> [REQUIREMENT]: Although the entries contain pictures, only their text goes into the copy, set down exactly.

> [DATA FOR ANALYSIS]:

[Start of Attachment]

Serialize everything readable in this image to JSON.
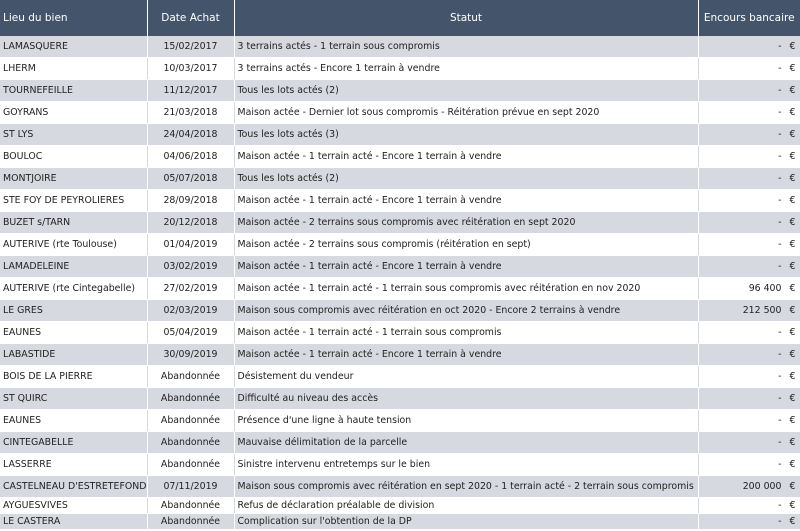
{
  "headers": {
    "lieu": "Lieu du bien",
    "date": "Date Achat",
    "statut": "Statut",
    "encours": "Encours bancaire"
  },
  "rows": [
    {
      "lieu": "LAMASQUERE",
      "date": "15/02/2017",
      "statut": "3 terrains actés - 1 terrain sous compromis",
      "encours": "-",
      "currency": "€"
    },
    {
      "lieu": "LHERM",
      "date": "10/03/2017",
      "statut": "3 terrains actés - Encore 1 terrain à vendre",
      "encours": "-",
      "currency": "€"
    },
    {
      "lieu": "TOURNEFEILLE",
      "date": "11/12/2017",
      "statut": "Tous les lots actés (2)",
      "encours": "-",
      "currency": "€"
    },
    {
      "lieu": "GOYRANS",
      "date": "21/03/2018",
      "statut": "Maison actée - Dernier lot sous compromis - Réitération prévue en sept 2020",
      "encours": "-",
      "currency": "€"
    },
    {
      "lieu": "ST LYS",
      "date": "24/04/2018",
      "statut": "Tous les lots actés (3)",
      "encours": "-",
      "currency": "€"
    },
    {
      "lieu": "BOULOC",
      "date": "04/06/2018",
      "statut": "Maison actée - 1 terrain acté - Encore 1 terrain à vendre",
      "encours": "-",
      "currency": "€"
    },
    {
      "lieu": "MONTJOIRE",
      "date": "05/07/2018",
      "statut": "Tous les lots actés (2)",
      "encours": "-",
      "currency": "€"
    },
    {
      "lieu": "STE FOY DE PEYROLIERES",
      "date": "28/09/2018",
      "statut": "Maison actée - 1 terrain acté - Encore 1 terrain à vendre",
      "encours": "-",
      "currency": "€"
    },
    {
      "lieu": "BUZET s/TARN",
      "date": "20/12/2018",
      "statut": "Maison actée - 2 terrains sous compromis avec réitération en sept 2020",
      "encours": "-",
      "currency": "€"
    },
    {
      "lieu": "AUTERIVE (rte Toulouse)",
      "date": "01/04/2019",
      "statut": "Maison actée - 2 terrains sous compromis (réitération en sept)",
      "encours": "-",
      "currency": "€"
    },
    {
      "lieu": "LAMADELEINE",
      "date": "03/02/2019",
      "statut": "Maison actée - 1 terrain acté - Encore 1 terrain à vendre",
      "encours": "-",
      "currency": "€"
    },
    {
      "lieu": "AUTERIVE (rte Cintegabelle)",
      "date": "27/02/2019",
      "statut": "Maison actée - 1 terrain acté - 1 terrain sous compromis avec réitération en nov 2020",
      "encours": "96 400",
      "currency": "€"
    },
    {
      "lieu": "LE GRES",
      "date": "02/03/2019",
      "statut": "Maison sous compromis avec réitération en oct 2020 - Encore 2 terrains à vendre",
      "encours": "212 500",
      "currency": "€"
    },
    {
      "lieu": "EAUNES",
      "date": "05/04/2019",
      "statut": "Maison actée - 1 terrain acté - 1 terrain sous compromis",
      "encours": "-",
      "currency": "€"
    },
    {
      "lieu": "LABASTIDE",
      "date": "30/09/2019",
      "statut": "Maison actée - 1 terrain acté - Encore 1 terrain à vendre",
      "encours": "-",
      "currency": "€"
    },
    {
      "lieu": "BOIS DE LA PIERRE",
      "date": "Abandonnée",
      "statut": "Désistement du vendeur",
      "encours": "-",
      "currency": "€"
    },
    {
      "lieu": "ST QUIRC",
      "date": "Abandonnée",
      "statut": "Difficulté au niveau des accès",
      "encours": "-",
      "currency": "€"
    },
    {
      "lieu": "EAUNES",
      "date": "Abandonnée",
      "statut": "Présence d'une ligne à haute tension",
      "encours": "-",
      "currency": "€"
    },
    {
      "lieu": "CINTEGABELLE",
      "date": "Abandonnée",
      "statut": "Mauvaise délimitation de la parcelle",
      "encours": "-",
      "currency": "€"
    },
    {
      "lieu": "LASSERRE",
      "date": "Abandonnée",
      "statut": "Sinistre intervenu entretemps sur le bien",
      "encours": "-",
      "currency": "€"
    },
    {
      "lieu": "CASTELNEAU D'ESTRETEFONDS",
      "date": "07/11/2019",
      "statut": "Maison sous compromis avec réitération en sept 2020 - 1 terrain acté - 2 terrain sous compromis",
      "encours": "200 000",
      "currency": "€"
    },
    {
      "lieu": "AYGUESVIVES",
      "date": "Abandonnée",
      "statut": "Refus de déclaration préalable de division",
      "encours": "-",
      "currency": "€"
    },
    {
      "lieu": "LE CASTERA",
      "date": "Abandonnée",
      "statut": "Complication sur l'obtention de la DP",
      "encours": "-",
      "currency": "€"
    }
  ]
}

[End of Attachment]

> [TASK RESULT]:
Serialize everything readable in this image to JSON.
{
  "headers": {
    "lieu": "Lieu du bien",
    "date": "Date Achat",
    "statut": "Statut",
    "encours": "Encours bancaire"
  },
  "rows": [
    {
      "lieu": "LAMASQUERE",
      "date": "15/02/2017",
      "statut": "3 terrains actés - 1 terrain sous compromis",
      "encours": "-",
      "currency": "€"
    },
    {
      "lieu": "LHERM",
      "date": "10/03/2017",
      "statut": "3 terrains actés - Encore 1 terrain à vendre",
      "encours": "-",
      "currency": "€"
    },
    {
      "lieu": "TOURNEFEILLE",
      "date": "11/12/2017",
      "statut": "Tous les lots actés (2)",
      "encours": "-",
      "currency": "€"
    },
    {
      "lieu": "GOYRANS",
      "date": "21/03/2018",
      "statut": "Maison actée - Dernier lot sous compromis - Réitération prévue en sept 2020",
      "encours": "-",
      "currency": "€"
    },
    {
      "lieu": "ST LYS",
      "date": "24/04/2018",
      "statut": "Tous les lots actés (3)",
      "encours": "-",
      "currency": "€"
    },
    {
      "lieu": "BOULOC",
      "date": "04/06/2018",
      "statut": "Maison actée - 1 terrain acté - Encore 1 terrain à vendre",
      "encours": "-",
      "currency": "€"
    },
    {
      "lieu": "MONTJOIRE",
      "date": "05/07/2018",
      "statut": "Tous les lots actés (2)",
      "encours": "-",
      "currency": "€"
    },
    {
      "lieu": "STE FOY DE PEYROLIERES",
      "date": "28/09/2018",
      "statut": "Maison actée - 1 terrain acté - Encore 1 terrain à vendre",
      "encours": "-",
      "currency": "€"
    },
    {
      "lieu": "BUZET s/TARN",
      "date": "20/12/2018",
      "statut": "Maison actée - 2 terrains sous compromis avec réitération en sept 2020",
      "encours": "-",
      "currency": "€"
    },
    {
      "lieu": "AUTERIVE (rte Toulouse)",
      "date": "01/04/2019",
      "statut": "Maison actée - 2 terrains sous compromis (réitération en sept)",
      "encours": "-",
      "currency": "€"
    },
    {
      "lieu": "LAMADELEINE",
      "date": "03/02/2019",
      "statut": "Maison actée - 1 terrain acté - Encore 1 terrain à vendre",
      "encours": "-",
      "currency": "€"
    },
    {
      "lieu": "AUTERIVE (rte Cintegabelle)",
      "date": "27/02/2019",
      "statut": "Maison actée - 1 terrain acté - 1 terrain sous compromis avec réitération en nov 2020",
      "encours": "96 400",
      "currency": "€"
    },
    {
      "lieu": "LE GRES",
      "date": "02/03/2019",
      "statut": "Maison sous compromis avec réitération en oct 2020 - Encore 2 terrains à vendre",
      "encours": "212 500",
      "currency": "€"
    },
    {
      "lieu": "EAUNES",
      "date": "05/04/2019",
      "statut": "Maison actée - 1 terrain acté - 1 terrain sous compromis",
      "encours": "-",
      "currency": "€"
    },
    {
      "lieu": "LABASTIDE",
      "date": "30/09/2019",
      "statut": "Maison actée - 1 terrain acté - Encore 1 terrain à vendre",
      "encours": "-",
      "currency": "€"
    },
    {
      "lieu": "BOIS DE LA PIERRE",
      "date": "Abandonnée",
      "statut": "Désistement du vendeur",
      "encours": "-",
      "currency": "€"
    },
    {
      "lieu": "ST QUIRC",
      "date": "Abandonnée",
      "statut": "Difficulté au niveau des accès",
      "encours": "-",
      "currency": "€"
    },
    {
      "lieu": "EAUNES",
      "date": "Abandonnée",
      "statut": "Présence d'une ligne à haute tension",
      "encours": "-",
      "currency": "€"
    },
    {
      "lieu": "CINTEGABELLE",
      "date": "Abandonnée",
      "statut": "Mauvaise délimitation de la parcelle",
      "encours": "-",
      "currency": "€"
    },
    {
      "lieu": "LASSERRE",
      "date": "Abandonnée",
      "statut": "Sinistre intervenu entretemps sur le bien",
      "encours": "-",
      "currency": "€"
    },
    {
      "lieu": "CASTELNEAU D'ESTRETEFONDS",
      "date": "07/11/2019",
      "statut": "Maison sous compromis avec réitération en sept 2020 - 1 terrain acté - 2 terrain sous compromis",
      "encours": "200 000",
      "currency": "€"
    },
    {
      "lieu": "AYGUESVIVES",
      "date": "Abandonnée",
      "statut": "Refus de déclaration préalable de division",
      "encours": "-",
      "currency": "€"
    },
    {
      "lieu": "LE CASTERA",
      "date": "Abandonnée",
      "statut": "Complication sur l'obtention de la DP",
      "encours": "-",
      "currency": "€"
    }
  ]
}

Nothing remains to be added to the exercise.